I don't have a problem with marijuana being used for symptom relief, but I think its proponents overstate its effectiveness. It's not for everybody; especially because in many places it is still a black market product, you don't know what you're getting. But if one likes to get high, maybe that's not super important. After all, once the beer and wine start to flow at a party, doesn't everybody (who drinks) feel "better"? To most folks, it matters not that Rolling Rock is being served instead of Bud Lite--it's still alcohol!
I have a big problem with people who think this shouldn't be an option for patients. To me that is just imposing one's own beliefs on others. I'm not against some of the concerns, such as how should we approach this in children? Where does inhaled (smoked) cannabis fit in, when we're talking about health? How regulated should it be? These are all legitimate questions.
From a safety standpoint, I have little to say against its use by patients (mine or anyone else's). I recall warning some of my AIDS and hepatitis patients that their existing criminal records would make buying weed on the street a hazard to their freedom! It's said to interfere with homeopathic remedies, yet I have observed this effect is variable: for some, pot antidotes the remedy, for most it just tends to cause a premature remedy failure, and repeating the remedy works in both cases, except those in which the cannabis use is pathological. (Here I would define "pathological" use as daily, heavy use, perhaps exceeding 1-2 grams/day, or use multiple times a day. This is my definition as there is no consensus on what constitutes "heavy" use. It also exempts those who use cannabis strictly for symptom control. As you can see, these "definitions" are slippery!)
There's good evidence that recreational cannabis use in younger people can affect both coping skill development and maturation of the brain's frontal lobes, which govern impulse control and executive function. But then lots of kids who smoked dope in high school are successful and intelligent citizens.

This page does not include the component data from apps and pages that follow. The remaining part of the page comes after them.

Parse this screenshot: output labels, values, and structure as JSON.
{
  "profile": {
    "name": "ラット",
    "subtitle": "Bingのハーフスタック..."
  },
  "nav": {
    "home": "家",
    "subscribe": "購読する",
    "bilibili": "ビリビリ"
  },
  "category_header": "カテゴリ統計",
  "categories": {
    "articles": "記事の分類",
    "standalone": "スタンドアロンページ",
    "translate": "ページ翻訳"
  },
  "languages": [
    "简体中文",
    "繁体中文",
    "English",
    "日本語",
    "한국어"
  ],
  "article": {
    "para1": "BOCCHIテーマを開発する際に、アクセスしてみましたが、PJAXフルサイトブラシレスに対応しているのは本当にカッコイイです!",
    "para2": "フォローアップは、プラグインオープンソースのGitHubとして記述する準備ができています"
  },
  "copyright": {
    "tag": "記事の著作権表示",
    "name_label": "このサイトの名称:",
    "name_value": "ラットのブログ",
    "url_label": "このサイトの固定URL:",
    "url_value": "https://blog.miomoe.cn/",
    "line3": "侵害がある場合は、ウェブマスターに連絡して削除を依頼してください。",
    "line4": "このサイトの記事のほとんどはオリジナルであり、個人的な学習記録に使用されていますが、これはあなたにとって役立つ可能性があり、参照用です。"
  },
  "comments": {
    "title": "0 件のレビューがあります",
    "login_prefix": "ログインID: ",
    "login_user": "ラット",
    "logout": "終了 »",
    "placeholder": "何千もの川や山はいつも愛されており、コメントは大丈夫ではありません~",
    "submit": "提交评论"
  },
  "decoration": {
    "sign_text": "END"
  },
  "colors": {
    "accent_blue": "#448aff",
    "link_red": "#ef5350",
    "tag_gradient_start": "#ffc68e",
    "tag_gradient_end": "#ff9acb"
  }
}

So when I'm asked about this, I have to frame it in terms of who is asking. Is it a patient asking about trying it for symptom control? If so, that requires an answer tailored to their medical circumstances, but unfettered by my own biases (for or against use). If it's a patient asking about recreational use, the same condition applies: There's just no evidence that modest drug use is terribly hazardous, but I might add "Don't operate your chain saw while you're high!" (And this applies whether you're high on Afghan Kush or Bud Lite.) If it's someone who just wants my opinion, I am freer to admit that I think marijuana should be fully legal for both medical and recreational use.
It's safer than tobacco, alcohol, and to some extent safer than other prescription drugs that are often used to medicate symptoms. There are times when it should be avoided, but this shouldn't be imposed by government, except in the case of children. It should be studied, but studied in ways that account for all of its complexities--and this should obtain when we study any herbal medicine! Legalization, where it has happened, has invited all sorts of improvements, including research, but also including safety: buying correctly labelled, unadulterated cannabis in a store or dispensary is much safer than buying God-knows-what from a guy with a backpack who may or may not be armed!
Pennsylvania is pretty conservative, so it doesn't surprise me that we're late to the table and joining that table oh-so-slowly. I hope that the parochial, racist, oppressive rationales that have driven the Drug War and have maintained prohibition on this herb are dying off. I predict that the changes are going to come faster, and that in a few more years (and election cycles), politicians won't find it convenient to maintain the status quo. I only hope that when that happens, cannabis--medical or recreational--won't end up completely captive to either the pharmaceutical industry or the multinational corporations that produce and market alcohol and tobacco.